- He can also click the arrow next to a page name to see the wiki page content, which is displayed in Wiki Markup mode. He can choose to see the entire page content, or just the most recent changes (the “diff”).
- And he can click a line to add a comment about that line (like “Zaphod was here” — this is Zaphod we’re impersonating, after all; other people might actually make a useful comment on the content of the wiki page).
- Crucible uses colour-coding to identify reviewers and to highlight recently-modified content in the wiki page. In my screen below, Zaphod’s comments are highlighted in light blue. The unmodified page content is in black text. And the recently-added page content is highlighted in green.
Next, you could log in as Trillian or Arthur, and reply to Zaphod’s comments or add more comments on other wiki lines. Trillian and Arthur’s comments will be in different colours.
I haven’t illustrated the whole Crucible workflow, because this blog post would get very very long. Basically, Zaphod and Arthur will add their review comments and then mark their reviews as complete. Trillian will receive notification that they have finished, and she can decide to close off the review when all is said and done.
How’s the stamina?

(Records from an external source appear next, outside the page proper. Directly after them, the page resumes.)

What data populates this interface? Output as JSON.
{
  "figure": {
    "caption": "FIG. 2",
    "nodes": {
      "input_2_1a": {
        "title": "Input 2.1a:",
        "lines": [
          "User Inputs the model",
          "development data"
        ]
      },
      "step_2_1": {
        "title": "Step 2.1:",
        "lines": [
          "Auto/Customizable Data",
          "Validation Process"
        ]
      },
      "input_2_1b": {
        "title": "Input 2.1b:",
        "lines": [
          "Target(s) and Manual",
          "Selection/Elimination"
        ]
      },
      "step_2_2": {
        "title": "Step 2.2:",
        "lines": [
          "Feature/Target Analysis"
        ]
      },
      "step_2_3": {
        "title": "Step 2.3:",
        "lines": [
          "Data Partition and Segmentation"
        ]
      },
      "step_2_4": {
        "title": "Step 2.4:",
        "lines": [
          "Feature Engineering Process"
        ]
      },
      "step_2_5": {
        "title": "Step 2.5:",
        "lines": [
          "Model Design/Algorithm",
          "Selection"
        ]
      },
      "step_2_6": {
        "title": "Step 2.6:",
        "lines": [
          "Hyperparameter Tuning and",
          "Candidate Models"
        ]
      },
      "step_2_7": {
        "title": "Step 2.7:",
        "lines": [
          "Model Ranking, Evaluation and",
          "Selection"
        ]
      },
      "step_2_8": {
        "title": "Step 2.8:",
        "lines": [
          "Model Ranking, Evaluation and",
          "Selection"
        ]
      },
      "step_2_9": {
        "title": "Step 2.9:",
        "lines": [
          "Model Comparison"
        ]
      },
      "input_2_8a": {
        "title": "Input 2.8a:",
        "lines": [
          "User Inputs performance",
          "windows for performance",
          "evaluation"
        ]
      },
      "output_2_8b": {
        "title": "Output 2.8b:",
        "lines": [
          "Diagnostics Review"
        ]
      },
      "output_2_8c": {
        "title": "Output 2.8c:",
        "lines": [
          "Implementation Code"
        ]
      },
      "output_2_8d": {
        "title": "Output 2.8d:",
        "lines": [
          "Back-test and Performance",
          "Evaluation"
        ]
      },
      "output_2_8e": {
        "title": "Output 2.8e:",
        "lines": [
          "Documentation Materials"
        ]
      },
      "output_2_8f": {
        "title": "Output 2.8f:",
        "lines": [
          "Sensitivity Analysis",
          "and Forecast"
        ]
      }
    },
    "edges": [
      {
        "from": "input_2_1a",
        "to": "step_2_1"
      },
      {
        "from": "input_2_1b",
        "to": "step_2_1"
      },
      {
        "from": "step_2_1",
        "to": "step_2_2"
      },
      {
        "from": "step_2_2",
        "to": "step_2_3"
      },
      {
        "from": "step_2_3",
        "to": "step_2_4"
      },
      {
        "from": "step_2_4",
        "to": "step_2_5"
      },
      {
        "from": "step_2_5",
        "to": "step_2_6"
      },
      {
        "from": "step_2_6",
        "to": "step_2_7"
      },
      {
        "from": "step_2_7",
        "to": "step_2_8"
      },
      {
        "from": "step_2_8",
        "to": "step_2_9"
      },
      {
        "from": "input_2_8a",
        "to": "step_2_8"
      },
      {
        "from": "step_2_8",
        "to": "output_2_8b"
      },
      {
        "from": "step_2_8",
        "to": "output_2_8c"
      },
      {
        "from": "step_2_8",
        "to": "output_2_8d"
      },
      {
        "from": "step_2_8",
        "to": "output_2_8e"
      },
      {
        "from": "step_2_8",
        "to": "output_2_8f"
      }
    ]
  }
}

There’s a lot more to Crucible that I haven’t put through its paces yet. And of course, you can use Crucible to review documentation that’s not on a wiki. If your documentation is held as XML, for example, in a source control repository, then that’s what Crucible is designed for.
Naturally, there is some Crucible documentation 🙂
Let me know how it goes
If you do try this out, I’d be very interested to hear your ideas and opinions. And if you have any requests for the Crucible or Confluence teams — feature requests, bug reports, praise… — try raising a request in the Crucible or Confluence projects.
Posted on 17 January 2009, in atlassian, Confluence, technical writing, wiki and tagged atlassian, Confluence, Crucible, documentation, peer review, review, reviews, technical documentation, technical writing, wiki, wikis. Bookmark the permalink. 15 Comments.